Waging Nonviolent Struggle: 20th Century Practice and 21st Century Potential

Front Cover
Extending Horizons Books, 2005 - History - 598 pages
"Instructs how to strategically plan nonviolent action, a technique of waging conflict that uses protest, noncooperation and intervention. Draws parallels between nonviolent and military strategy. Documents twenty-three cases showing how nonviolent action has been applied to conflicts throughout the world in the twentieth century"--Provided by publisher.

What people are saying - Write a review

Review: Waging Nonviolent Struggle: 20th Century Practice And 21st Century Potential

User Review  - Chris - Goodreads

A must read for all activists. This is the 21st century's "Art Of War". More crucial a strategy than guerilla warfare in matters of national localized conflict Read full review

Review: Waging Nonviolent Struggle: 20th Century Practice And 21st Century Potential

User Review  - Candace - Goodreads

I can not praise Gene Sharp highly enough. Anyone at all interested in resistance should read this book. Gene Sharp is the senior scholar and founder of the Albert Einstein Institution. Read full review
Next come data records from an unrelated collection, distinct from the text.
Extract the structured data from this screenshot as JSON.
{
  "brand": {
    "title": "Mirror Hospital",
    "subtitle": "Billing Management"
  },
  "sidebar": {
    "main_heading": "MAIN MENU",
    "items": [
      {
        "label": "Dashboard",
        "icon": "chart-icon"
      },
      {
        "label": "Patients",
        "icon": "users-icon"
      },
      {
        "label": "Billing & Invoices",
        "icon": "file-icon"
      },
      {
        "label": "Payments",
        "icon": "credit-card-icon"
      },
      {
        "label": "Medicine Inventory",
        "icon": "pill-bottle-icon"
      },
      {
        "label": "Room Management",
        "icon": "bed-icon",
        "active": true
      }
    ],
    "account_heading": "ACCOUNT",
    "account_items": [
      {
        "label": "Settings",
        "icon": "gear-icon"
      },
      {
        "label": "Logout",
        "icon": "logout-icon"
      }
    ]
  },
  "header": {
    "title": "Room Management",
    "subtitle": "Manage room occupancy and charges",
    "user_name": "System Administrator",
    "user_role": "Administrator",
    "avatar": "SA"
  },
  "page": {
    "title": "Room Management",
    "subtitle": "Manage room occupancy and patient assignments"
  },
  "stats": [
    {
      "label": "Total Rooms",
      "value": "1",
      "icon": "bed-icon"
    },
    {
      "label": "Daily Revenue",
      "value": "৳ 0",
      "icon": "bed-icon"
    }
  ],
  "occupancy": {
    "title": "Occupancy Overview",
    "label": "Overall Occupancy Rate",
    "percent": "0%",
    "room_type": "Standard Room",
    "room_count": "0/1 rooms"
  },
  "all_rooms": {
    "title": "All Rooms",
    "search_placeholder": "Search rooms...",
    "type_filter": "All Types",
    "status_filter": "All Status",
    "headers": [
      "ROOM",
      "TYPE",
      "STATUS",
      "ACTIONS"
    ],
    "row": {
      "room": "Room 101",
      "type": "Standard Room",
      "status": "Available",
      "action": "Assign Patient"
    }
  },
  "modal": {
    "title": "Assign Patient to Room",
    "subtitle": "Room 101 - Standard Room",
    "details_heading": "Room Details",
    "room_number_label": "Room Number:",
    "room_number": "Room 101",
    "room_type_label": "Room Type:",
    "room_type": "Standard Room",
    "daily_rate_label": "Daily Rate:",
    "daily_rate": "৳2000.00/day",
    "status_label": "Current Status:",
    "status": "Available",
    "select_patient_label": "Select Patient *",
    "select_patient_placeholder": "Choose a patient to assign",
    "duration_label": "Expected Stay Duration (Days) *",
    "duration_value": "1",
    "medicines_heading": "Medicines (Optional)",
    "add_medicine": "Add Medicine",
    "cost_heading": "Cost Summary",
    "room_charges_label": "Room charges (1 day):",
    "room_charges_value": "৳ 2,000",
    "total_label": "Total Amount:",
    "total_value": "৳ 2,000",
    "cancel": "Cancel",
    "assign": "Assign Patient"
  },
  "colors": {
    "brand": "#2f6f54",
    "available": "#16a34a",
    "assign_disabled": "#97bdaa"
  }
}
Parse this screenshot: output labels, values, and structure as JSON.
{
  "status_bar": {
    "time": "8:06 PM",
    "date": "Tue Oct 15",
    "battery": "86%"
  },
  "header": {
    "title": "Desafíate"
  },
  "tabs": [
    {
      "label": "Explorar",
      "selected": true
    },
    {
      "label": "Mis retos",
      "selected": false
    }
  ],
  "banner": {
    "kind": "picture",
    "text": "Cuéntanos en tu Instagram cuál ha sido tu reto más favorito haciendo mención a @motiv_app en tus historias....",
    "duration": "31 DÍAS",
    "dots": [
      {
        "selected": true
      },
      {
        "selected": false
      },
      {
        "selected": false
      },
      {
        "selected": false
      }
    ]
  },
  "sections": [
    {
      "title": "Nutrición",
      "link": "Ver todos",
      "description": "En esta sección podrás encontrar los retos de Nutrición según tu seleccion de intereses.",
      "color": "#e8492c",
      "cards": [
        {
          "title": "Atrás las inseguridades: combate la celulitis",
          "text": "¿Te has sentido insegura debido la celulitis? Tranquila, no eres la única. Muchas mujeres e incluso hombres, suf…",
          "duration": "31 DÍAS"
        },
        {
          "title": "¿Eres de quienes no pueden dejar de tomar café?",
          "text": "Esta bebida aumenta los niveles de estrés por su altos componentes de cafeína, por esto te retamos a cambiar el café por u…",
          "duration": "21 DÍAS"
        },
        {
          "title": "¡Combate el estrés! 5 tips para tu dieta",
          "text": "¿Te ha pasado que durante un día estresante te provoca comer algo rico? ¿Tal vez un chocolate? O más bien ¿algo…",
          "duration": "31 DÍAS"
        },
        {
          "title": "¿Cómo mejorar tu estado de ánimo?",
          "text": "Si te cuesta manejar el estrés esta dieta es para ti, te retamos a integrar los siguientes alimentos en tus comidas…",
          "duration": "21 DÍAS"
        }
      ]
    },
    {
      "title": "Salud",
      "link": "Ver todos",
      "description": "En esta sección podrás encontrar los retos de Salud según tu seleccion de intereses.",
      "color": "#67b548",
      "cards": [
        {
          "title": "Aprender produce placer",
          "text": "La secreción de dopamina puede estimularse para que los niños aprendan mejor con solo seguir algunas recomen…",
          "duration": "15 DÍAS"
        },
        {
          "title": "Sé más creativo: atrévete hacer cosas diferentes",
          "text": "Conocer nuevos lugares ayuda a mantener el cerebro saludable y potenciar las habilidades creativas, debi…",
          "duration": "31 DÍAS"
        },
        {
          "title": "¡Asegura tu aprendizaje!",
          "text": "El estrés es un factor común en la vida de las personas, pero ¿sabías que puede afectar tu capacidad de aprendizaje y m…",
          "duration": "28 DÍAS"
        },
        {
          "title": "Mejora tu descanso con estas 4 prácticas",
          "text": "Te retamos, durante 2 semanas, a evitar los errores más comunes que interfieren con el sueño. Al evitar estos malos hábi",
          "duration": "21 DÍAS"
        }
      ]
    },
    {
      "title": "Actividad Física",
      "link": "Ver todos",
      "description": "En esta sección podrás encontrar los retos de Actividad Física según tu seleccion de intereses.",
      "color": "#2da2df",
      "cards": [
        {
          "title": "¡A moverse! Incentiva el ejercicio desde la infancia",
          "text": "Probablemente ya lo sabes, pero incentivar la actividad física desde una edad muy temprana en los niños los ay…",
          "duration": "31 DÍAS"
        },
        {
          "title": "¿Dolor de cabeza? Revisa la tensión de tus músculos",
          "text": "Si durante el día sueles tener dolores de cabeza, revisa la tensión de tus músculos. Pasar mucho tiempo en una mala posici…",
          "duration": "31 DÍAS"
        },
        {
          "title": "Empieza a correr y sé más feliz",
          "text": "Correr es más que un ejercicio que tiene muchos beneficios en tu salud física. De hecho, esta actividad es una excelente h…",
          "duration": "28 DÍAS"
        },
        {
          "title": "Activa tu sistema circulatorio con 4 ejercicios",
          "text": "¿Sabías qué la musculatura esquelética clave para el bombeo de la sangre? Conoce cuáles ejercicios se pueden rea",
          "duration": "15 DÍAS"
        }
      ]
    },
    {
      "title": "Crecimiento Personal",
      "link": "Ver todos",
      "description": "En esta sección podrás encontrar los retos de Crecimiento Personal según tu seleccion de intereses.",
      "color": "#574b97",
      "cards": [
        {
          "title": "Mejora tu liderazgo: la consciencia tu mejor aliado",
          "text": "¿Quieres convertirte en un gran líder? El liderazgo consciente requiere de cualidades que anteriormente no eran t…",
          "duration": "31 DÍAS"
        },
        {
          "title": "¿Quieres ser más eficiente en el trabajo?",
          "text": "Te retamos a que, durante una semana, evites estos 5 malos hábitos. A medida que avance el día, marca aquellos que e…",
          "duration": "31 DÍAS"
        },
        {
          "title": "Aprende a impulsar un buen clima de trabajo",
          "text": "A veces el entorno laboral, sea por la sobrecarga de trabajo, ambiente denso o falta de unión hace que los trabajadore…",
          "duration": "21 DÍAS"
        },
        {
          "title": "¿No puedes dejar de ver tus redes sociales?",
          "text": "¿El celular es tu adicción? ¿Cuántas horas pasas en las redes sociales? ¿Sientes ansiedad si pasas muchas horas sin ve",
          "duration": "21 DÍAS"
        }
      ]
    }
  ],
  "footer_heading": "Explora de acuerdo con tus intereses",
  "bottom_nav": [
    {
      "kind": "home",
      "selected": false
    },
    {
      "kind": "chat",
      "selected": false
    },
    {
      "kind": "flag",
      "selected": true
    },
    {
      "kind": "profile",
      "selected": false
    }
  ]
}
Other editions - View all

About the author (2005)

Gene Elmer Sharp was born in North Baltimore, Ohio on January 21, 1928. He received a bachelor's degree in social science and a master's degree in sociology from Ohio State University and a doctorate from Oxford University. During the Korean War, rather than declaring himself a conscientious objector, he refused to cooperate with his draft board because he opposed conscription altogether. He was sentenced to two years in prison for draft dodging, but only served nine months. His strategy of peaceful resistance inspired velvet revolutions that toppled dictators on four continents. He created a list of 198 nonviolent weapons of protest and noncooperation to disrupt or even paralyze oppressive authorities including boycotts, mock funerals, hunger strikes, and Lysistratic nonaction. In 1983, he founded the Albert Einstein Institution to promote indigenous regime change that does not invite violent retaliation. He also taught political science at the University of Massachusetts Dartmouth and was a researcher at the Weatherhead Center for International Affairs at Harvard University. His first book, Gandhi Wields the Weapon of Moral Power: Three Case Studies, was published in 1960. He wrote over 30 books including The Politics of Nonviolent Action: A Conceptual Framework for Liberation and Civilian-Based Defense: A Post-Military Weapons System. He died on January 28, 2018 at the age of 90.

Bibliographic information